The private student loan industry grew throughout the 1990s and early 2000s. Unfortunately, many of the lenders targeted low-income borrowers with subprime loans. Too many of these risky, high-cost loans were destined to fail and did fail at astronomical rates, especially after the economic crisis. Many lenders targeted for-profit school and low-income students with the most expensive products. The market is smaller now and generally geared more toward prime borrowers, but there is no guarantee that this situation will persist or that any individual private loan product is a good deal.
Private loan terms and conditions, including interest rates and fees, are generally based on your credit history or a co-signer’s credit history. Like government loans, most private loans are supposed to be used only to finance postsecondary education (including books, transportation, and room and board). Check your school’s estimated cost of attendance and consult with the financial aid office before deciding on a private loan amount.
Private lenders may pressure or even require you to get a co-signer. A co-signer is a relative, friend or someone else who agrees to be responsible for your debt.
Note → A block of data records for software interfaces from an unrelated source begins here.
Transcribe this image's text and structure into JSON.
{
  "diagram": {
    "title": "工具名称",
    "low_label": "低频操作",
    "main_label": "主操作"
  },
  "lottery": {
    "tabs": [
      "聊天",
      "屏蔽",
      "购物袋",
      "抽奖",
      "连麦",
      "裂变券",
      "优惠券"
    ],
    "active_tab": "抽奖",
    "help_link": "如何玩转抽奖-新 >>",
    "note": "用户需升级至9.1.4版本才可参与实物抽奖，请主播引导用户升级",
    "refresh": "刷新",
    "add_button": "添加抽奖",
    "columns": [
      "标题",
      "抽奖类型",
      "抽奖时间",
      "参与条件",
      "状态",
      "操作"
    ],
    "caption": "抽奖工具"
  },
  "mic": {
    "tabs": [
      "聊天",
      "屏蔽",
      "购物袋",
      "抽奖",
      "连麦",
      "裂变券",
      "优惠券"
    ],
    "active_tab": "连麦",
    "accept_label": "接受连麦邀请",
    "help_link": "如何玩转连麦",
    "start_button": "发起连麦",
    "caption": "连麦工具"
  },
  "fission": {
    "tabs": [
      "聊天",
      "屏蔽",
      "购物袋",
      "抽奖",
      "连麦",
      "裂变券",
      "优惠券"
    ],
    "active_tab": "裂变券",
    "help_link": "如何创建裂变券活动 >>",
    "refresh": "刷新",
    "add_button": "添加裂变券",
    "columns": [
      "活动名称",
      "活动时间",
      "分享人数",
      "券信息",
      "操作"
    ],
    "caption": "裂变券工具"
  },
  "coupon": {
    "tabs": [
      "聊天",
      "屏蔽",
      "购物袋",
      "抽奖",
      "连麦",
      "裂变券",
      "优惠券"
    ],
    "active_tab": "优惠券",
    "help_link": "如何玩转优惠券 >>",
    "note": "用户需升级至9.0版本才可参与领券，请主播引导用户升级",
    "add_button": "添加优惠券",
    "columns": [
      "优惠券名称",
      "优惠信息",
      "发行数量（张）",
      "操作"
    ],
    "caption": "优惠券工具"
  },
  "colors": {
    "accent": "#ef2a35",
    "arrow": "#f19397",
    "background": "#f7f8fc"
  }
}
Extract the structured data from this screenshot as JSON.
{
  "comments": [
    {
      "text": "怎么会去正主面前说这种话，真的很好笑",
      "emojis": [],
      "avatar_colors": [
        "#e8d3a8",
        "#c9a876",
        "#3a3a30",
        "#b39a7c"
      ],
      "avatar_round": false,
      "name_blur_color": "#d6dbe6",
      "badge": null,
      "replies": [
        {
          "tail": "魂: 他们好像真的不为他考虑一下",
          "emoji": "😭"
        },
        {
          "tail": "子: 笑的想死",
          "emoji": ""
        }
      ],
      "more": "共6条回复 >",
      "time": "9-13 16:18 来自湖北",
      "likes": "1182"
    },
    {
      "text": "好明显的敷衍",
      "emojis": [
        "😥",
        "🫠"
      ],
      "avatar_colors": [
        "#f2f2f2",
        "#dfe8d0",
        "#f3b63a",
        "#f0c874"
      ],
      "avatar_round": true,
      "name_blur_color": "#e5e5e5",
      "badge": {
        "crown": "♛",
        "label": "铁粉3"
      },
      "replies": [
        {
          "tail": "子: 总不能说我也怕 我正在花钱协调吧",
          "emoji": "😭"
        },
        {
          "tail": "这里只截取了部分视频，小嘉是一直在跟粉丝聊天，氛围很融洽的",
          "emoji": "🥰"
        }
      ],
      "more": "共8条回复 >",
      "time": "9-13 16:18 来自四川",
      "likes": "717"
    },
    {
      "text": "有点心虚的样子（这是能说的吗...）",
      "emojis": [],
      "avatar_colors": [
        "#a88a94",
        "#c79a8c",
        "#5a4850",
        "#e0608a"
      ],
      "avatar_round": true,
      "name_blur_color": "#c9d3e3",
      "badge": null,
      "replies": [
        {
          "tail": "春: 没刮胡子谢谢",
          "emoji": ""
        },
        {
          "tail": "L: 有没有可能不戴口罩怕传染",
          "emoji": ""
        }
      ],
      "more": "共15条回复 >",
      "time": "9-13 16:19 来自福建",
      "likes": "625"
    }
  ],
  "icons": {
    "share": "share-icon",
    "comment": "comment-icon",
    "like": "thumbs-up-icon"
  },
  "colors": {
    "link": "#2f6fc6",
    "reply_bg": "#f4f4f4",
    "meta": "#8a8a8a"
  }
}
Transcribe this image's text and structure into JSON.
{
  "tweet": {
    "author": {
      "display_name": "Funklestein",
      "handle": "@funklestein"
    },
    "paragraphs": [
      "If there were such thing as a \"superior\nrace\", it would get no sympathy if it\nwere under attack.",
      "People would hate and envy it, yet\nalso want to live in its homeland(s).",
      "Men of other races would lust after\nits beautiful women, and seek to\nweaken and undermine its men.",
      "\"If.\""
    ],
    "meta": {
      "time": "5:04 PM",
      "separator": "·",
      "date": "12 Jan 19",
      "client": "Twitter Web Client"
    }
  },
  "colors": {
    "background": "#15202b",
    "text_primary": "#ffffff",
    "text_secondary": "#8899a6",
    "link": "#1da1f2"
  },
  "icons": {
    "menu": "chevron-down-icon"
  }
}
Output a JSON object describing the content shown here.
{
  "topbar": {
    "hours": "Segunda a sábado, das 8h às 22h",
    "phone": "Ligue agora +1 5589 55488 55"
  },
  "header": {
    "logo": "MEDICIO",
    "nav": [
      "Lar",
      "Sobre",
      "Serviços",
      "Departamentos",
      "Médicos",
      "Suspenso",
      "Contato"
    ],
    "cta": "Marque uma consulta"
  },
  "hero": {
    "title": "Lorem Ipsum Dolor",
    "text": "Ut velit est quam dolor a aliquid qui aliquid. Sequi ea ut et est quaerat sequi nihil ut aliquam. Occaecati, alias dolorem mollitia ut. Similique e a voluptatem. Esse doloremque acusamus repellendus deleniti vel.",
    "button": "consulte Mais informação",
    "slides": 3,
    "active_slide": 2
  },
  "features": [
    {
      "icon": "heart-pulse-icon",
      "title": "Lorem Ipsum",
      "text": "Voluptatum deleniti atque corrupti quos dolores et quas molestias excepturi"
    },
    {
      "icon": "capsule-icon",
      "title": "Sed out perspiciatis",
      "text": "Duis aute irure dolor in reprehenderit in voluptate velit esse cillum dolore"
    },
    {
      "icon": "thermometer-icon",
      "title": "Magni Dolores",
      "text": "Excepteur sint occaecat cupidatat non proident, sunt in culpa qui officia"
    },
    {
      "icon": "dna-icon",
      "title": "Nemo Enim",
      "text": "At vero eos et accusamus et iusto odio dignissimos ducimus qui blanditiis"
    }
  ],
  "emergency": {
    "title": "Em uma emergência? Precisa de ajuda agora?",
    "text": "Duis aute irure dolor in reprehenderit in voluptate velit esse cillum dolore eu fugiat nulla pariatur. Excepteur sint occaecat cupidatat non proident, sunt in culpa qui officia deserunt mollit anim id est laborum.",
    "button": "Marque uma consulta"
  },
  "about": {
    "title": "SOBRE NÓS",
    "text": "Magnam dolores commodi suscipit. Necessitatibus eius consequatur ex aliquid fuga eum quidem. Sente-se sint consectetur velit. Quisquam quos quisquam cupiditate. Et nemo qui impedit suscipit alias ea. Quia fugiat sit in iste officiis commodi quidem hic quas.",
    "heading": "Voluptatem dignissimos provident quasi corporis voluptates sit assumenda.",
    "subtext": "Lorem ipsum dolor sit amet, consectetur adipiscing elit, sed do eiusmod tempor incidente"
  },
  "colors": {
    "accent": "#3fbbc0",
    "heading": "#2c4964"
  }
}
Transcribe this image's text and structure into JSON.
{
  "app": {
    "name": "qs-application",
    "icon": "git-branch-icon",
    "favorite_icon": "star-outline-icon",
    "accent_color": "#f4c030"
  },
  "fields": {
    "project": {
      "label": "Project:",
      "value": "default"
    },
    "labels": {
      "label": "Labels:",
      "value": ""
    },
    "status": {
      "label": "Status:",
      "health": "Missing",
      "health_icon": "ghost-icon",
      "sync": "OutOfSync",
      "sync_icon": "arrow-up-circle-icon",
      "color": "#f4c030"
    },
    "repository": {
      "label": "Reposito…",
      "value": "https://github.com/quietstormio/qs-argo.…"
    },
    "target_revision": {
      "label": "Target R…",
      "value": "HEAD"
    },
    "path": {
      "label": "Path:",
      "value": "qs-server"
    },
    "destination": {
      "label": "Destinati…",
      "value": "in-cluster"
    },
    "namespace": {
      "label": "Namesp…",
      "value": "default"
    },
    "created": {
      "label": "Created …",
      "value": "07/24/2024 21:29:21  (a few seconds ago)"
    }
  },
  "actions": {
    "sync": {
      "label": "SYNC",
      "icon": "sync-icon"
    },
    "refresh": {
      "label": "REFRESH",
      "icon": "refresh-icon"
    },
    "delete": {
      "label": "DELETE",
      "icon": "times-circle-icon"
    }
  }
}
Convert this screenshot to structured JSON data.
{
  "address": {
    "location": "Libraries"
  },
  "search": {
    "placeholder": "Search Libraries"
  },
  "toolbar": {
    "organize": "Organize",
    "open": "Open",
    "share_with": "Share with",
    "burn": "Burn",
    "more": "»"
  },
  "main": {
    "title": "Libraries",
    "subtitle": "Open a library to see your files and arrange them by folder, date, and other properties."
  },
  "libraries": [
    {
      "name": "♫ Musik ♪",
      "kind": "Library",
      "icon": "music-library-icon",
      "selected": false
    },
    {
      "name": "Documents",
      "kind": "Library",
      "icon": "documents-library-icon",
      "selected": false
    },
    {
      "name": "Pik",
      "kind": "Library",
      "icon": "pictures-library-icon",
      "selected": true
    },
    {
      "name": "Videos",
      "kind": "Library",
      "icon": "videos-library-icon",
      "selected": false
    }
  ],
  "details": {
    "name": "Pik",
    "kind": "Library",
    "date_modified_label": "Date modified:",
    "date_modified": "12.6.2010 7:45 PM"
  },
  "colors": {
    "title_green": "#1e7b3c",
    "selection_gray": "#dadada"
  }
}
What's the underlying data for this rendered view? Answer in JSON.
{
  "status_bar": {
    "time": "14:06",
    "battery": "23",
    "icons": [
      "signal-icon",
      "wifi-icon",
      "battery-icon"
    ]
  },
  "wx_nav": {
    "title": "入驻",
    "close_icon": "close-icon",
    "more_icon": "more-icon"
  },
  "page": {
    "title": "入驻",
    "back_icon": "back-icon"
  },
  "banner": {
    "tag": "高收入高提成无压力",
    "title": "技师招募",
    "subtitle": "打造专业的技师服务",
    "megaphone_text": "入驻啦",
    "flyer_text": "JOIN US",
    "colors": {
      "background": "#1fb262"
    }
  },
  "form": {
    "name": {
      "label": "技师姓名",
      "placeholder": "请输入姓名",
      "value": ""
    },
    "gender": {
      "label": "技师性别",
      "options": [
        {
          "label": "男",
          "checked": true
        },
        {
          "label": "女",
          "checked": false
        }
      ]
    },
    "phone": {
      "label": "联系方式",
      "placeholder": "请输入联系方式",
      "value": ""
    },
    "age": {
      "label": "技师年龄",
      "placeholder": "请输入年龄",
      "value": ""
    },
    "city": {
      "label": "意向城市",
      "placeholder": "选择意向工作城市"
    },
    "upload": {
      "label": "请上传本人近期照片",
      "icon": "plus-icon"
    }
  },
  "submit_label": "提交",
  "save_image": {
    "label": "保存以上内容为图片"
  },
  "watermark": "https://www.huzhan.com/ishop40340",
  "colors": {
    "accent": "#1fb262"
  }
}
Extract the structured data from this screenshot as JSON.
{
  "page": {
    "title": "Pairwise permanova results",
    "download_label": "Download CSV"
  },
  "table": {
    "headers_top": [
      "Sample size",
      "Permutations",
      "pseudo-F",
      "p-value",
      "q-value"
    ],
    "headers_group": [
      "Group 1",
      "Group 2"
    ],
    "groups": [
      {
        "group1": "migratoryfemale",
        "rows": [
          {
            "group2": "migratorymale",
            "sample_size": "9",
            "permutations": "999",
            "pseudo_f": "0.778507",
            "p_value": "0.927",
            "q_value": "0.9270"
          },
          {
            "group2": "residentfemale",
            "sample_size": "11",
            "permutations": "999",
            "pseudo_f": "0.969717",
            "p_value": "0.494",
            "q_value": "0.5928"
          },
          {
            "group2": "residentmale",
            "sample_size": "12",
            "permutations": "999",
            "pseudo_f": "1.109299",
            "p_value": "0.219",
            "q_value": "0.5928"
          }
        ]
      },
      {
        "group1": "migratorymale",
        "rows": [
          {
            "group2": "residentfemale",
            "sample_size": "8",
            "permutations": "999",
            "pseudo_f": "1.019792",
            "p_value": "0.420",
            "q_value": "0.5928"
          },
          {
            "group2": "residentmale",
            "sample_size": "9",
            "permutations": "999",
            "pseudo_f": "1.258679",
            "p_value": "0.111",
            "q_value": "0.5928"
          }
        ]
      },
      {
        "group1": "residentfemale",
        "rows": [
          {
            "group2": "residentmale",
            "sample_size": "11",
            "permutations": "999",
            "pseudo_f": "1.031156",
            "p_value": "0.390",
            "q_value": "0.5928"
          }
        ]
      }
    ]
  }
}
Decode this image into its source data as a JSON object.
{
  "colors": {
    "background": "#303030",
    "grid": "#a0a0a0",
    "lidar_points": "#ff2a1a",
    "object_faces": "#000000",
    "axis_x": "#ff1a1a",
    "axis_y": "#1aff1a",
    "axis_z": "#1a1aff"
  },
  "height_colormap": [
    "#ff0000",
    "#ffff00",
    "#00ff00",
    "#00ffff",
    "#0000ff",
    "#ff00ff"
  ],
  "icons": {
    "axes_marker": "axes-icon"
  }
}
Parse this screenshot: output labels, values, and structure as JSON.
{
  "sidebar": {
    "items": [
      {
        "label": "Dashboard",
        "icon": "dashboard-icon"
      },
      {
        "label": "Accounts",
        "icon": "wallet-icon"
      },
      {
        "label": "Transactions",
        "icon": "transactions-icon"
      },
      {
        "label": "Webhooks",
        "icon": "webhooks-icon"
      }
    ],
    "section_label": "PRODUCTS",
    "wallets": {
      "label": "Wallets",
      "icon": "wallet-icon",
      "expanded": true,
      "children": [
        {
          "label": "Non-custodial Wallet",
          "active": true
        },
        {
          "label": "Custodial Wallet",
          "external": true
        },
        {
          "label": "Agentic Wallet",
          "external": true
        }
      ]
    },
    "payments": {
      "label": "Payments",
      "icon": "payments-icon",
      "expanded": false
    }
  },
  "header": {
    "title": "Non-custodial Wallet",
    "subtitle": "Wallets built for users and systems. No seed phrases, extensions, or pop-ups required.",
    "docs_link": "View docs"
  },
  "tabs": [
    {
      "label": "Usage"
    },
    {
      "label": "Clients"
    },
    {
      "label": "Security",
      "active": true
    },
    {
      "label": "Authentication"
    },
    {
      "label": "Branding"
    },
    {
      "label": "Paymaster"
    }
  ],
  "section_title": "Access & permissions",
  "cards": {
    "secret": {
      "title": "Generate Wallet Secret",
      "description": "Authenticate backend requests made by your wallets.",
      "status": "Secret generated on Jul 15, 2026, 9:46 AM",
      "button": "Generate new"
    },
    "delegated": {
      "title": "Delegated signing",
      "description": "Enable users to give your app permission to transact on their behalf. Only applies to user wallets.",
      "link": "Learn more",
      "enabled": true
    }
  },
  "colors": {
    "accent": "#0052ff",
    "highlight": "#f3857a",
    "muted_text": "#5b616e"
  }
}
Co-signers must understand that they are responsible for paying back the debt just as if they had received the money. The CFPB has sample letters to help you request that the lender release a co-signer from an account. Many lenders advertise that a co-signer may be released after a certain number of payments or other requirements, but do not let you know when you are eligible.
There are very important differences between government loans and private loans. If you take out a private loan, you will not be eligible for the same types of discharge, deferment and forbearance options that are available for federal loans. However, some private lenders may choose to offer cancellations or other relief in certain circumstances. You should check with your lender and ask about these options. Some private student lenders also offer deferments and forbearances, but these vary by program. Read your loan contract very carefully to learn about your private loan’s particular terms, conditions, benefits, rates, fees, and penalties. Private lenders do have to honor any promises they make about terms and benefits.
Most private student loans will have a disclosure statement similar to the information that is included on mortgage loans and car loans. This is because most private loans are covered by the Truth in Lending Act while federal loans are not. Sample disclosures from the Federal Reserve Board:
Private Consolidation Loans
Borrowers cannot consolidate private student loans with the federal consolidation loan programs. However, if you have private loans, you may want to think about consolidating these loans into a new private consolidation loan. This may be a good idea if you want a single monthly payment. You may also be able to get a better deal if, for example, your credit score is better now than it was when you first took out the private loans.
It is very dangerous to consolidate federal loans into a private consolidation loan. You will lose your rights under the federal loan programs once you choose to consolidate with a private lender. These include deferment, forbearance, cancellation, and affordable repayment rights. Also, federal consolidation loans generally have lower interest rates.